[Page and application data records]

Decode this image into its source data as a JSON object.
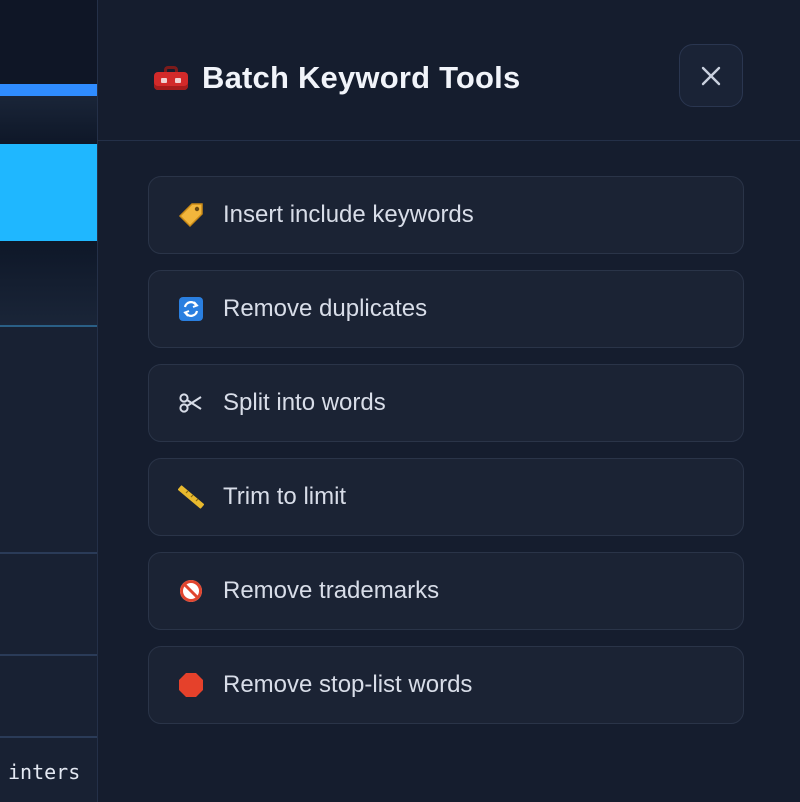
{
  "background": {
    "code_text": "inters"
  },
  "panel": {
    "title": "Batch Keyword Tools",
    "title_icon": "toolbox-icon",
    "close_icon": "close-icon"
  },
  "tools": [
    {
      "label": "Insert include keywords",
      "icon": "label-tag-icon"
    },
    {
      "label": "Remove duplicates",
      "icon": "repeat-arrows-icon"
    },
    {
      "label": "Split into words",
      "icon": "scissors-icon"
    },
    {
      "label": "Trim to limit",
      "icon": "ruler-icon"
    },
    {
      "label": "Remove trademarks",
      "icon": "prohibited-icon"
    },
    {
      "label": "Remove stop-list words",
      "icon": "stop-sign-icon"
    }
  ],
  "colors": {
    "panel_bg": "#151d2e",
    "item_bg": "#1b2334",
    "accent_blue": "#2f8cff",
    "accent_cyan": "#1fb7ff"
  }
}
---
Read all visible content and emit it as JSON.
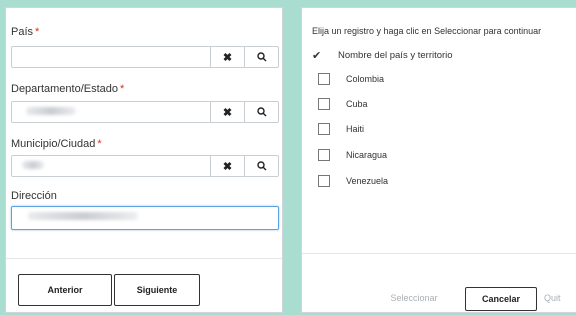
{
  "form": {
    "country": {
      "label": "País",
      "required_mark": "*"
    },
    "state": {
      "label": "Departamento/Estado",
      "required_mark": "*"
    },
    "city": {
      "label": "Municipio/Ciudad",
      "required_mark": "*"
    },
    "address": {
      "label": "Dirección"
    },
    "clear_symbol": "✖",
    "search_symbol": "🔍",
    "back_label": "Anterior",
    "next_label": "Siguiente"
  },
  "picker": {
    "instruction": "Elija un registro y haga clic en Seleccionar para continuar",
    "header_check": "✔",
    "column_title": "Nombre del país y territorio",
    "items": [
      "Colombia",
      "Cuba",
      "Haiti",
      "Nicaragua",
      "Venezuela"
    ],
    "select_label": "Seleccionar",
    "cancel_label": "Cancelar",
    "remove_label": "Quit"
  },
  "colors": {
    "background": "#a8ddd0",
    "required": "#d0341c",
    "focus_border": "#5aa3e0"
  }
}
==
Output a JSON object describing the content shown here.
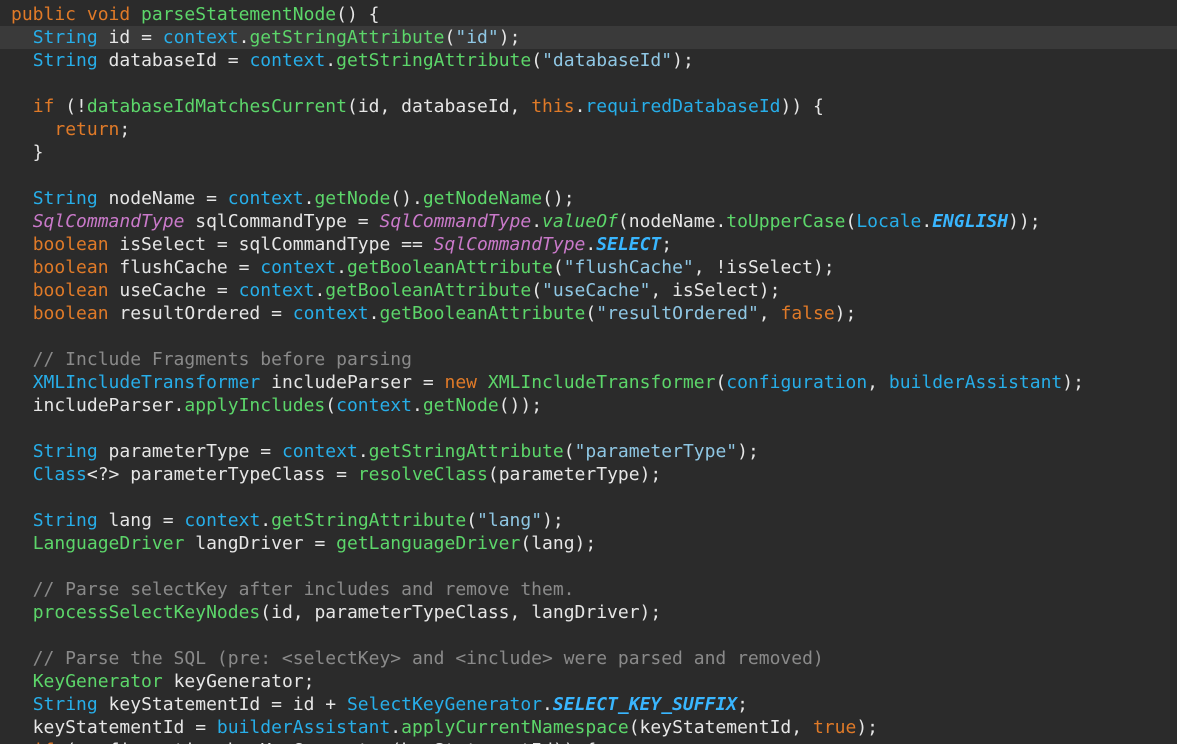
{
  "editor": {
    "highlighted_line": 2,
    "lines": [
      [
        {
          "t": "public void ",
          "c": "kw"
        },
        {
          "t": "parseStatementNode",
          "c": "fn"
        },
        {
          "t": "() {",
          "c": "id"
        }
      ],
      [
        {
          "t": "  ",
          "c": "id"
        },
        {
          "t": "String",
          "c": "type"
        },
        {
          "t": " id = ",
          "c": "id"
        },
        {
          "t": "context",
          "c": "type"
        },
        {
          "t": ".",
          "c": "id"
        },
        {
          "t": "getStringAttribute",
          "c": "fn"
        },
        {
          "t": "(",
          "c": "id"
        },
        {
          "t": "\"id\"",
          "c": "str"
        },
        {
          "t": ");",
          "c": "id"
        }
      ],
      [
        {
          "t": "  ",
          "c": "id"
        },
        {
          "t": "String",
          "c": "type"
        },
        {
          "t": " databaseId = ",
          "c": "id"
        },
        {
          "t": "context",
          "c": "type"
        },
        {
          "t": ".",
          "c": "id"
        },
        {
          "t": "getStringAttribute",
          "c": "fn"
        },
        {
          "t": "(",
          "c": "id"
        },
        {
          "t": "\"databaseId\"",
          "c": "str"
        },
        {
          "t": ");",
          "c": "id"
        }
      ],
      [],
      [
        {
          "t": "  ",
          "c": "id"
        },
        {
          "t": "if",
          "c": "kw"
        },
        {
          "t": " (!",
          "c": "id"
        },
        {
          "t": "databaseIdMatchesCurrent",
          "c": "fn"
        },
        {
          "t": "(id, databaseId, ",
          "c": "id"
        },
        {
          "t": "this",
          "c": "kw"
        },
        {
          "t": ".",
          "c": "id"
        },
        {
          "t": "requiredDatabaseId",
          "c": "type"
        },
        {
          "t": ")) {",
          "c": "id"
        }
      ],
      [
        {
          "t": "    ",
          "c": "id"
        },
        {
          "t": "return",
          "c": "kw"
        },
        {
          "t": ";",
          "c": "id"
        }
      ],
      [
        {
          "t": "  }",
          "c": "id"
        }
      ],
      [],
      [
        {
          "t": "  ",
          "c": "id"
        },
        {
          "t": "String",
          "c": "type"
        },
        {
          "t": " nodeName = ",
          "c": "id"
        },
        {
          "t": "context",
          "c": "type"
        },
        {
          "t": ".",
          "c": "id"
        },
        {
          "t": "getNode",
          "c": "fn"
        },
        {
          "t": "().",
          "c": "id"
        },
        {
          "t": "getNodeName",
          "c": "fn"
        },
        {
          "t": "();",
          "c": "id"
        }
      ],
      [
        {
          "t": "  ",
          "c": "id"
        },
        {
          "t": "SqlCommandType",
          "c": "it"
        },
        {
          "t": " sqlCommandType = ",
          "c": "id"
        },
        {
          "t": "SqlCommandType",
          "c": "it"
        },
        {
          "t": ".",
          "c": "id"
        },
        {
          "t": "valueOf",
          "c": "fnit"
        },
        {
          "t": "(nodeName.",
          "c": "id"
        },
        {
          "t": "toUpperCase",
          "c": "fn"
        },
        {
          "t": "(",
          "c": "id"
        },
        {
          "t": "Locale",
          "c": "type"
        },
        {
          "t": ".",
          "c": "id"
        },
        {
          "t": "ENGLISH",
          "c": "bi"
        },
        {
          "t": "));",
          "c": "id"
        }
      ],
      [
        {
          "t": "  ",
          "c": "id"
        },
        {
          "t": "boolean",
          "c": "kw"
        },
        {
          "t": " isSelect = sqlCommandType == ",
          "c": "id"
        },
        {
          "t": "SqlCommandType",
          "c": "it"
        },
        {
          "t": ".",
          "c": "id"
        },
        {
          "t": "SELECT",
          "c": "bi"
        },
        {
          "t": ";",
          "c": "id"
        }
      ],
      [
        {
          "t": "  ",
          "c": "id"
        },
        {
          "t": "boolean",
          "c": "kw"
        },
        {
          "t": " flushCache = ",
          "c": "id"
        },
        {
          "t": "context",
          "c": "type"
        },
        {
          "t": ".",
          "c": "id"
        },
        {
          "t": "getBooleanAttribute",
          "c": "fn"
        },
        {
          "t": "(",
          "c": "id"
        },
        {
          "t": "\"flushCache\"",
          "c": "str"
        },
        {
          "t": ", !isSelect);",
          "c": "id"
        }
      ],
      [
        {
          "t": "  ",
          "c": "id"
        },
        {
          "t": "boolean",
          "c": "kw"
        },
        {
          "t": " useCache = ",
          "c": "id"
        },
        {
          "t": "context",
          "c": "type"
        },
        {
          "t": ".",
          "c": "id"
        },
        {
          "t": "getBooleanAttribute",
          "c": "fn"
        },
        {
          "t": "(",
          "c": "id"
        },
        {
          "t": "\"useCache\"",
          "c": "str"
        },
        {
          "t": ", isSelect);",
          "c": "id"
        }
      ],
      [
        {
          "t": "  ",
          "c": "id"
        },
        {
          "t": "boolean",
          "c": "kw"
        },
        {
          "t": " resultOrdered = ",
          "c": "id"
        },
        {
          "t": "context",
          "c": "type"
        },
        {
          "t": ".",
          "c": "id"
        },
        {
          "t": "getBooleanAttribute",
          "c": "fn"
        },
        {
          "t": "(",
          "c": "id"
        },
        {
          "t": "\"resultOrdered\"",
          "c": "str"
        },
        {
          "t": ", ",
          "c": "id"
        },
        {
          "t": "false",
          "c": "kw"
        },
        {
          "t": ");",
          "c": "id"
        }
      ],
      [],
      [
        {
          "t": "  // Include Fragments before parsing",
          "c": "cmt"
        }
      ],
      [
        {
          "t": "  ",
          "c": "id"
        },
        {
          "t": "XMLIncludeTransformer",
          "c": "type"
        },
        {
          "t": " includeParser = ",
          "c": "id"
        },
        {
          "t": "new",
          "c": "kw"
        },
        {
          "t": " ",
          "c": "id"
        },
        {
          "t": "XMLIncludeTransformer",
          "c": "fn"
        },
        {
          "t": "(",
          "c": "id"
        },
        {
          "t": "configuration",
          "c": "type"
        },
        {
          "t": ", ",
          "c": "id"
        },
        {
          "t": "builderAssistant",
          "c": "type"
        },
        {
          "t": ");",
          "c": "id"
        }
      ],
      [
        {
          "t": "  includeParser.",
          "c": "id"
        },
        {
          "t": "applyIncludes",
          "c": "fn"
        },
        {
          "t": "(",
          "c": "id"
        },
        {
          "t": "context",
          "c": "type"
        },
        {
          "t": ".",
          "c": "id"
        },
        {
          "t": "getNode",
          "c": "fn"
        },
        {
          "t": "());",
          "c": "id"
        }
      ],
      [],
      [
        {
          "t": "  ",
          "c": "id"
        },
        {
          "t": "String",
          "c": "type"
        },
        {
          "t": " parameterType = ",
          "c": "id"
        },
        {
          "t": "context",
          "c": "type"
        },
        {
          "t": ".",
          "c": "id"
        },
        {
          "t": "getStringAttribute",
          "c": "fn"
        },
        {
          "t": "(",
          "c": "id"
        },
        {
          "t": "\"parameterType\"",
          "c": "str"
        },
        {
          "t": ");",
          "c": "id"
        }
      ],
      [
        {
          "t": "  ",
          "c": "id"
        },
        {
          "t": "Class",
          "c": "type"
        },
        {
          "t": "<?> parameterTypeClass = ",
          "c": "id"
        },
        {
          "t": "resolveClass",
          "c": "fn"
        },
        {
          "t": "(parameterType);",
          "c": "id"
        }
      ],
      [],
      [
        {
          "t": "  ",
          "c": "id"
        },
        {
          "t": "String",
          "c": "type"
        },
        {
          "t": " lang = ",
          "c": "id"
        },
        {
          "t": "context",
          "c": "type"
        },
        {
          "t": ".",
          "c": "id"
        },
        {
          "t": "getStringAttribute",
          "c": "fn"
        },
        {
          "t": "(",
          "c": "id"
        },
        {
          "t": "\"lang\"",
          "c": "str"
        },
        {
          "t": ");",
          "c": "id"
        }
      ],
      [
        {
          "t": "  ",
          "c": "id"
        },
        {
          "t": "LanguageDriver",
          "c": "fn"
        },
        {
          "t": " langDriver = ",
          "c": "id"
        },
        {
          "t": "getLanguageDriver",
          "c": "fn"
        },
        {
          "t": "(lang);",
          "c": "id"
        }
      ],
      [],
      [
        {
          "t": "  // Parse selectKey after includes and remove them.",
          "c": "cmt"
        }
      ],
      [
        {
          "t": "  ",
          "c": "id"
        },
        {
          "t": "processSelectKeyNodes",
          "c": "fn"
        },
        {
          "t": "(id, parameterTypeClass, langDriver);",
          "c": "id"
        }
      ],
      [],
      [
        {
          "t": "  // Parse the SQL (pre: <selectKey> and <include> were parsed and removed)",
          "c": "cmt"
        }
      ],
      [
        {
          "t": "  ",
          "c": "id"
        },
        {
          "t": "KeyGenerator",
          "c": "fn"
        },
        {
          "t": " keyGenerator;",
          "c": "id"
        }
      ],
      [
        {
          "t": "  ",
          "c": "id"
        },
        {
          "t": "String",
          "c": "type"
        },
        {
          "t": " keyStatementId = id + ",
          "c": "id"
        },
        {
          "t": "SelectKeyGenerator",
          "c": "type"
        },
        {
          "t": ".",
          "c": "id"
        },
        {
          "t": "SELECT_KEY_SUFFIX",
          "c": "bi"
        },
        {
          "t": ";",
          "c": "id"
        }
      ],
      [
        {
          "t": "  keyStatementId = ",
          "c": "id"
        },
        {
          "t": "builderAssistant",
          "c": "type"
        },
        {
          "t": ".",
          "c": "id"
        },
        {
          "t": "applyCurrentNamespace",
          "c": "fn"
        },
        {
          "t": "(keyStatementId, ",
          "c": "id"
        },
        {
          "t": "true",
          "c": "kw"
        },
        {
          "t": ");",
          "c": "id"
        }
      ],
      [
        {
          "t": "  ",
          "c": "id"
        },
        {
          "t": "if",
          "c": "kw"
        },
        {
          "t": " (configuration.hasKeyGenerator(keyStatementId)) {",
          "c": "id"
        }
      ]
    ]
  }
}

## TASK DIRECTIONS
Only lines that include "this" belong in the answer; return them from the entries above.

## RESPONSE
Decode this image into its source data as a JSON object.
          "t": "this",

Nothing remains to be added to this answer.